As explained in a recent NPR article, recovery schools offer the opportunity for teens to connect with peers and receive mutual aid, in “a supervised and structured way.” This is core to the recovery process for teenagers, who often rely on peer-to-peer relationships. However, there are other parts of the recovery process that are equally important. As echoed by Dr. Sharon Levy, a pediatrician and addiction medicine specialist at Boston Children’s Hospital, there are two other components to effective treatment: the clinical or medical intervention, as well as the emotional support and counseling. And these often need to be precursors to the recovery school enrollment, to set the stage for success.
This is the core difference between a substance use treatment program for teenagers, and a recovery high school. Treatment programs are bolstered by certified clinicians and mental health professionals who have specialized training in adolescent recovery. Treatment programs offer a range of medication-assisted therapies and behavioral modalities to help teens overcome substance use disorders. These include counseling, group therapy, cognitive behavioral therapy, recreational therapy, and more.
If your teenager is actively battling issues with substance abuse, a treatment program is the recommended first step.
Of course, signing up for a treatment program is not easy. We understand why so many teens, and/or their parents, have hesitations. It requires stepping away from mainstream life, including the traditional high school experience, to get dedicated attention and support.
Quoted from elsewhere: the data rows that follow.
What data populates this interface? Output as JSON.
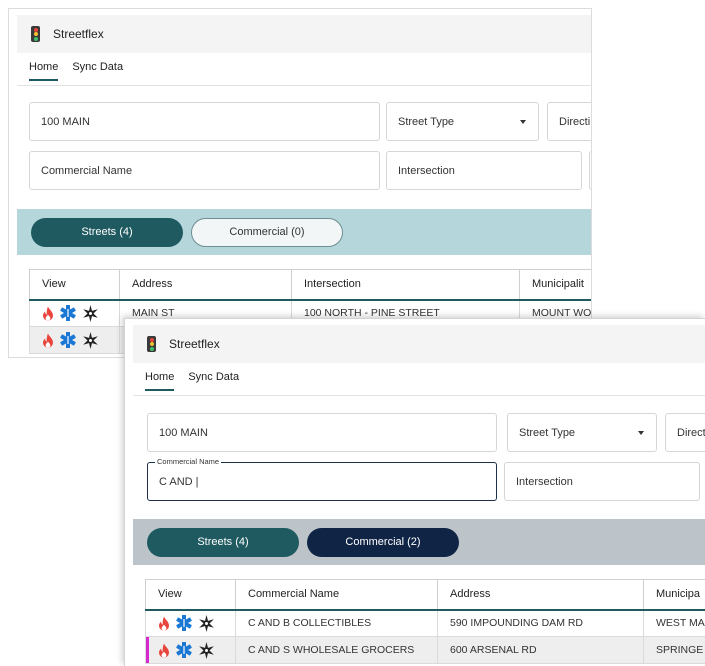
{
  "app": {
    "title": "Streetflex"
  },
  "tabs": [
    "Home",
    "Sync Data"
  ],
  "colors": {
    "primary": "#1f5a61",
    "navy": "#102445",
    "fire": "#e8453c",
    "ems": "#1a78d4",
    "police": "#222222",
    "highlight": "#d62ad0"
  },
  "icons": [
    "traffic-light-icon",
    "fire-icon",
    "ems-star-icon",
    "police-badge-icon",
    "chevron-down-icon"
  ],
  "back": {
    "search": {
      "street_value": "100 MAIN",
      "street_type_placeholder": "Street Type",
      "direction_placeholder": "Directi",
      "commercial_placeholder": "Commercial Name",
      "intersection_placeholder": "Intersection"
    },
    "toggles": {
      "streets": "Streets (4)",
      "commercial": "Commercial (0)"
    },
    "table": {
      "columns": [
        "View",
        "Address",
        "Intersection",
        "Municipalit"
      ],
      "rows": [
        {
          "address": "MAIN ST",
          "intersection": "100 NORTH - PINE STREET",
          "municipality": "MOUNT WO"
        },
        {
          "address": "",
          "intersection": "",
          "municipality": ""
        }
      ]
    }
  },
  "front": {
    "search": {
      "street_value": "100 MAIN",
      "street_type_placeholder": "Street Type",
      "direction_placeholder": "Directi",
      "commercial_label": "Commercial Name",
      "commercial_value": "C AND |",
      "intersection_placeholder": "Intersection"
    },
    "toggles": {
      "streets": "Streets (4)",
      "commercial": "Commercial (2)"
    },
    "table": {
      "columns": [
        "View",
        "Commercial Name",
        "Address",
        "Municipa"
      ],
      "rows": [
        {
          "name": "C AND B COLLECTIBLES",
          "address": "590 IMPOUNDING DAM RD",
          "municipality": "WEST MA"
        },
        {
          "name": "C AND S WHOLESALE GROCERS",
          "address": "600 ARSENAL RD",
          "municipality": "SPRINGE"
        }
      ]
    }
  }
}
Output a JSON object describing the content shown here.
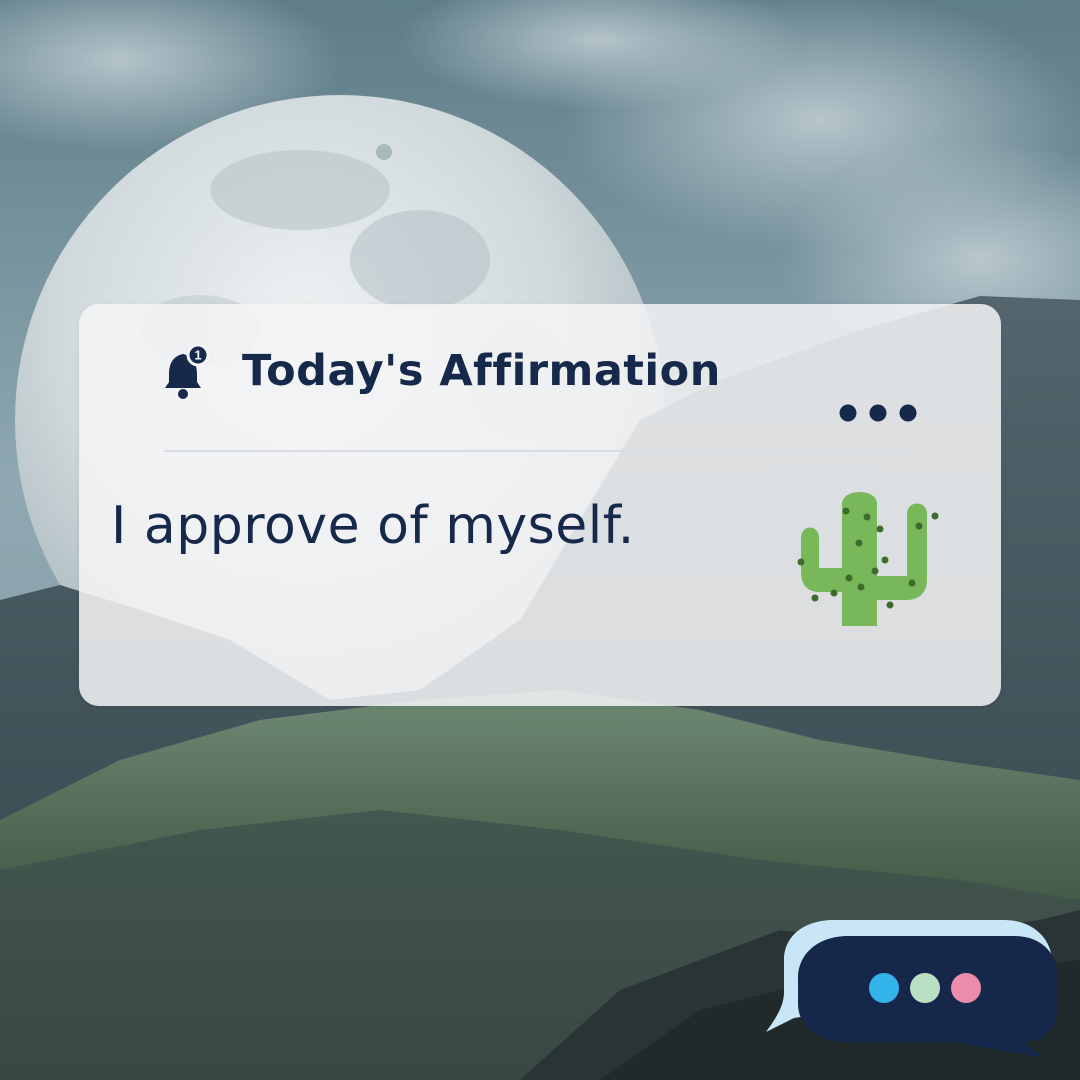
{
  "notification": {
    "title": "Today's Affirmation",
    "badge_count": "1",
    "message": "I approve of myself.",
    "menu_icon": "more-horizontal-icon",
    "bell_icon": "bell-icon",
    "emoji_icon": "cactus-icon"
  },
  "chat_bubble": {
    "icon": "chat-bubble-icon",
    "dot_colors": [
      "#33b5ec",
      "#b9e0c2",
      "#ec8cad"
    ]
  },
  "colors": {
    "text": "#16294a",
    "card_bg": "#f4f5f6",
    "bubble_dark": "#15284b",
    "bubble_light": "#c8e6f6",
    "cactus": "#79b85a"
  }
}
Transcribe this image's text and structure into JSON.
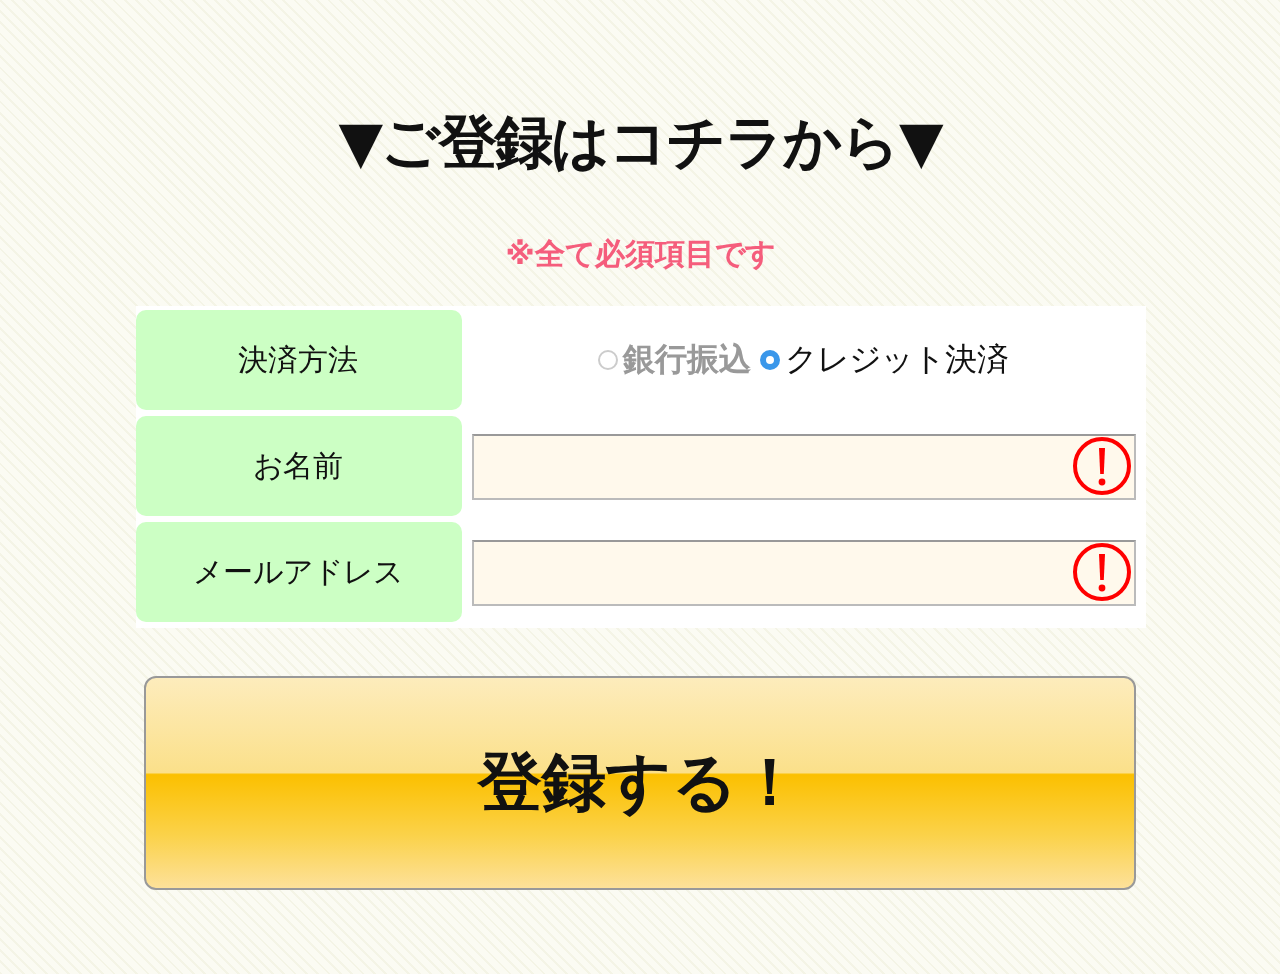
{
  "heading": "▼ご登録はコチラから▼",
  "note": "※全て必須項目です",
  "rows": [
    {
      "kind": "radio",
      "label": "決済方法",
      "options": [
        {
          "label": "銀行振込",
          "selected": false
        },
        {
          "label": "クレジット決済",
          "selected": true
        }
      ]
    },
    {
      "kind": "input",
      "label": "お名前",
      "invalid": true
    },
    {
      "kind": "input",
      "label": "メールアドレス",
      "invalid": true
    }
  ],
  "submit": "登録する！"
}
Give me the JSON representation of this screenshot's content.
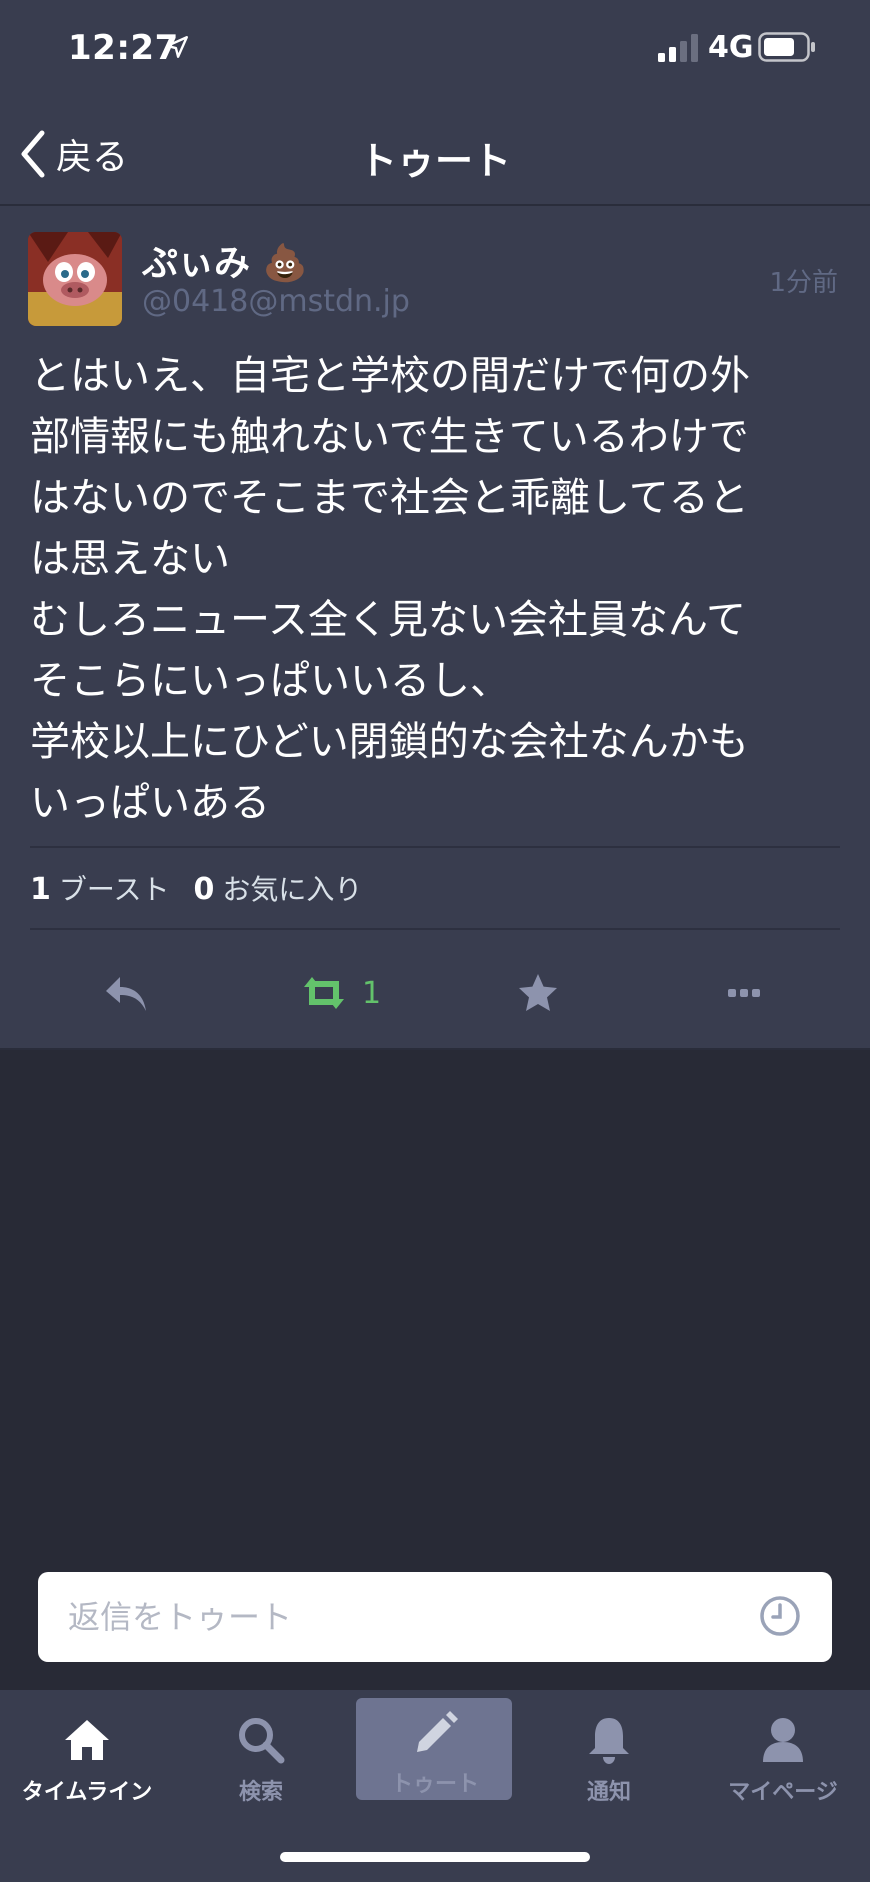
{
  "status_bar": {
    "time": "12:27",
    "network": "4G"
  },
  "nav": {
    "back_label": "戻る",
    "title": "トゥート"
  },
  "toot": {
    "display_name": "ぷぃみ 💩",
    "handle": "@0418@mstdn.jp",
    "timestamp": "1分前",
    "body": "とはいえ、自宅と学校の間だけで何の外\n部情報にも触れないで生きているわけで\nはないのでそこまで社会と乖離してると\nは思えない\nむしろニュース全く見ない会社員なんて\nそこらにいっぱいいるし、\n学校以上にひどい閉鎖的な会社なんかも\nいっぱいある",
    "boost_count": "1",
    "boost_label": "ブースト",
    "fav_count": "0",
    "fav_label": "お気に入り",
    "action_boost_count": "1"
  },
  "reply": {
    "placeholder": "返信をトゥート"
  },
  "tabs": [
    {
      "label": "タイムライン",
      "icon": "home-icon"
    },
    {
      "label": "検索",
      "icon": "search-icon"
    },
    {
      "label": "トゥート",
      "icon": "pencil-icon"
    },
    {
      "label": "通知",
      "icon": "bell-icon"
    },
    {
      "label": "マイページ",
      "icon": "user-icon"
    }
  ],
  "colors": {
    "background": "#282a36",
    "panel": "#393d4f",
    "muted": "#606984",
    "boost_green": "#63c26b",
    "tab_inactive": "#8d93ad"
  }
}
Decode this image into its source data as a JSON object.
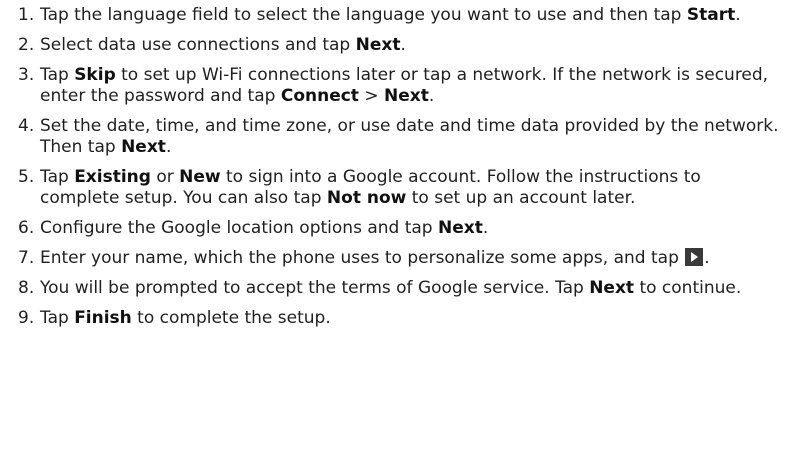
{
  "steps": [
    {
      "number": "1.",
      "parts": [
        {
          "text": "Tap the language field to select the language you want to use and then tap "
        },
        {
          "text": "Start",
          "bold": true
        },
        {
          "text": "."
        }
      ]
    },
    {
      "number": "2.",
      "parts": [
        {
          "text": "Select data use connections and tap "
        },
        {
          "text": "Next",
          "bold": true
        },
        {
          "text": "."
        }
      ]
    },
    {
      "number": "3.",
      "parts": [
        {
          "text": "Tap "
        },
        {
          "text": "Skip",
          "bold": true
        },
        {
          "text": " to set up Wi-Fi connections later or tap a network. If the network is secured, enter the password and tap "
        },
        {
          "text": "Connect",
          "bold": true
        },
        {
          "text": " > "
        },
        {
          "text": "Next",
          "bold": true
        },
        {
          "text": "."
        }
      ]
    },
    {
      "number": "4.",
      "parts": [
        {
          "text": "Set the date, time, and time zone, or use date and time data provided by the network. Then tap "
        },
        {
          "text": "Next",
          "bold": true
        },
        {
          "text": "."
        }
      ]
    },
    {
      "number": "5.",
      "parts": [
        {
          "text": "Tap "
        },
        {
          "text": "Existing",
          "bold": true
        },
        {
          "text": " or "
        },
        {
          "text": "New",
          "bold": true
        },
        {
          "text": " to sign into a Google account. Follow the instructions to complete setup. You can also tap "
        },
        {
          "text": "Not now",
          "bold": true
        },
        {
          "text": " to set up an account later."
        }
      ]
    },
    {
      "number": "6.",
      "parts": [
        {
          "text": "Configure the Google location options and tap "
        },
        {
          "text": "Next",
          "bold": true
        },
        {
          "text": "."
        }
      ]
    },
    {
      "number": "7.",
      "parts": [
        {
          "text": "Enter your name, which the phone uses to personalize some apps, and tap "
        },
        {
          "icon": "play-icon"
        },
        {
          "text": "."
        }
      ]
    },
    {
      "number": "8.",
      "parts": [
        {
          "text": "You will be prompted to accept the terms of Google service. Tap "
        },
        {
          "text": "Next",
          "bold": true
        },
        {
          "text": " to continue."
        }
      ]
    },
    {
      "number": "9.",
      "parts": [
        {
          "text": "Tap "
        },
        {
          "text": "Finish",
          "bold": true
        },
        {
          "text": " to complete the setup."
        }
      ]
    }
  ]
}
This can be scary, but it’s important for families to know that treatment does not need to mean a step back.
Some addiction treatment programs help teenagers continue on their academic trajectory throughout rehab, even in residential settings. At Turnbridge, for example, academics is a core component of our teen rehab programs. Turnbridge Academy is a recovery-informed educational program that ensures teenagers and young adults can continue to reach academic goals while receiving treatment.
For high school students in recovery, Turnbridge offers several services.
First, we can coordinate an arrangement with your teen’s high school to enable them to continue learning while away. Turnbridge teens often earn their high school diplomas by completing the curriculum at a distance. This can sometimes be done online through the high school. Alternatively, the school may send course materials to Turnbridge Academy, where our team of Academic Advisors will develop an educational plan for the student, teach the curriculum, and coordinate assignments.
At Turnbridge Academy, students also have the opportunity to begin planning for college. In fact, we have partnerships with several, exceptional colleges who are ready to welcome students in recovery.
Turnbridge Academy is not a recovery high school, but rather an academic-focused program for our clients who are in recovery and being treated for substance use, mental health, and co-occurring disorders. If your teenager is in need of treatment, consider Turnbridge as your starting point. We will help to ensure your teen gets on a healthy path, while maintaining their academic success.
Call 877-581-1793 to learn about our programs for adolescents today.